• [Work item] Print all the entries verbatim.

Collected data entries

--------------------

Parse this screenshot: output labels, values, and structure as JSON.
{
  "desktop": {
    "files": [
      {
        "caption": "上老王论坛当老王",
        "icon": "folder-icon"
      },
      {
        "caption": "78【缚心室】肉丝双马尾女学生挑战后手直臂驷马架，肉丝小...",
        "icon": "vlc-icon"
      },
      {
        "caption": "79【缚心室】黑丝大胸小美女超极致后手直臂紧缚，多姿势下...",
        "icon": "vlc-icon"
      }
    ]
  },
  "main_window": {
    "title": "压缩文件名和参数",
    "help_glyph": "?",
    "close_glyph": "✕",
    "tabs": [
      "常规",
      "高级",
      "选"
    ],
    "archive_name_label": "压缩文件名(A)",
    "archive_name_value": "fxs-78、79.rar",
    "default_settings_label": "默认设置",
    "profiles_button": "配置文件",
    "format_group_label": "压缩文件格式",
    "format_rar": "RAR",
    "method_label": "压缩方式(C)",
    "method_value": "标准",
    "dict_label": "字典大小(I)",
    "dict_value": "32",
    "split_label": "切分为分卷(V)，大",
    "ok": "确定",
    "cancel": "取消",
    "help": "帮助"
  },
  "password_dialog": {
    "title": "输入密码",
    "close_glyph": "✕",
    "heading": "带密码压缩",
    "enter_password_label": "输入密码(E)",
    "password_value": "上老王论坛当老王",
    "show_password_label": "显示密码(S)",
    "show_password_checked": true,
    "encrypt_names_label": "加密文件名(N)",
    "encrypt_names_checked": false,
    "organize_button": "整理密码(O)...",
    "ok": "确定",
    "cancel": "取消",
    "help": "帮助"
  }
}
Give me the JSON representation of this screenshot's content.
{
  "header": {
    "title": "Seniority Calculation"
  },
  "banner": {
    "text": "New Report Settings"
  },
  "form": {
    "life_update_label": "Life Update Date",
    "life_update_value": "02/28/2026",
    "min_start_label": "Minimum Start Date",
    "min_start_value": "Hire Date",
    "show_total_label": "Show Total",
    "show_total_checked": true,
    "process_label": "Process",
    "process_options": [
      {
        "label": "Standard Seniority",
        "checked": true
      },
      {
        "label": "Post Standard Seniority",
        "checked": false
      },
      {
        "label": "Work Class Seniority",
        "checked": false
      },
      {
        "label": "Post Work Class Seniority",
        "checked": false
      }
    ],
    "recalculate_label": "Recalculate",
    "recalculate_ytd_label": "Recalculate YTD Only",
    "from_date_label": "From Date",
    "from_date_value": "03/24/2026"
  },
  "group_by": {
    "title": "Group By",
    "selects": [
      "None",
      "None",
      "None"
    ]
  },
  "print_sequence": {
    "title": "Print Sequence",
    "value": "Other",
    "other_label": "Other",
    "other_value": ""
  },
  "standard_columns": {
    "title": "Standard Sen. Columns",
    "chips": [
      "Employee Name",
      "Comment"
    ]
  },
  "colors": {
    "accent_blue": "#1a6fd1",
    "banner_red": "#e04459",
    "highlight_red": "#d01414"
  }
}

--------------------

• [Answer section]
Parse this screenshot: output labels, values, and structure as JSON.
{
  "desktop": {
    "files": [
      {
        "caption": "上老王论坛当老王",
        "icon": "folder-icon"
      },
      {
        "caption": "78【缚心室】肉丝双马尾女学生挑战后手直臂驷马架，肉丝小...",
        "icon": "vlc-icon"
      },
      {
        "caption": "79【缚心室】黑丝大胸小美女超极致后手直臂紧缚，多姿势下...",
        "icon": "vlc-icon"
      }
    ]
  },
  "main_window": {
    "title": "压缩文件名和参数",
    "help_glyph": "?",
    "close_glyph": "✕",
    "tabs": [
      "常规",
      "高级",
      "选"
    ],
    "archive_name_label": "压缩文件名(A)",
    "archive_name_value": "fxs-78、79.rar",
    "default_settings_label": "默认设置",
    "profiles_button": "配置文件",
    "format_group_label": "压缩文件格式",
    "format_rar": "RAR",
    "method_label": "压缩方式(C)",
    "method_value": "标准",
    "dict_label": "字典大小(I)",
    "dict_value": "32",
    "split_label": "切分为分卷(V)，大",
    "ok": "确定",
    "cancel": "取消",
    "help": "帮助"
  },
  "password_dialog": {
    "title": "输入密码",
    "close_glyph": "✕",
    "heading": "带密码压缩",
    "enter_password_label": "输入密码(E)",
    "password_value": "上老王论坛当老王",
    "show_password_label": "显示密码(S)",
    "show_password_checked": true,
    "encrypt_names_label": "加密文件名(N)",
    "encrypt_names_checked": false,
    "organize_button": "整理密码(O)...",
    "ok": "确定",
    "cancel": "取消",
    "help": "帮助"
  }
}
Give me the JSON representation of this screenshot's content.
{
  "header": {
    "title": "Seniority Calculation"
  },
  "banner": {
    "text": "New Report Settings"
  },
  "form": {
    "life_update_label": "Life Update Date",
    "life_update_value": "02/28/2026",
    "min_start_label": "Minimum Start Date",
    "min_start_value": "Hire Date",
    "show_total_label": "Show Total",
    "show_total_checked": true,
    "process_label": "Process",
    "process_options": [
      {
        "label": "Standard Seniority",
        "checked": true
      },
      {
        "label": "Post Standard Seniority",
        "checked": false
      },
      {
        "label": "Work Class Seniority",
        "checked": false
      },
      {
        "label": "Post Work Class Seniority",
        "checked": false
      }
    ],
    "recalculate_label": "Recalculate",
    "recalculate_ytd_label": "Recalculate YTD Only",
    "from_date_label": "From Date",
    "from_date_value": "03/24/2026"
  },
  "group_by": {
    "title": "Group By",
    "selects": [
      "None",
      "None",
      "None"
    ]
  },
  "print_sequence": {
    "title": "Print Sequence",
    "value": "Other",
    "other_label": "Other",
    "other_value": ""
  },
  "standard_columns": {
    "title": "Standard Sen. Columns",
    "chips": [
      "Employee Name",
      "Comment"
    ]
  },
  "colors": {
    "accent_blue": "#1a6fd1",
    "banner_red": "#e04459",
    "highlight_red": "#d01414"
  }
}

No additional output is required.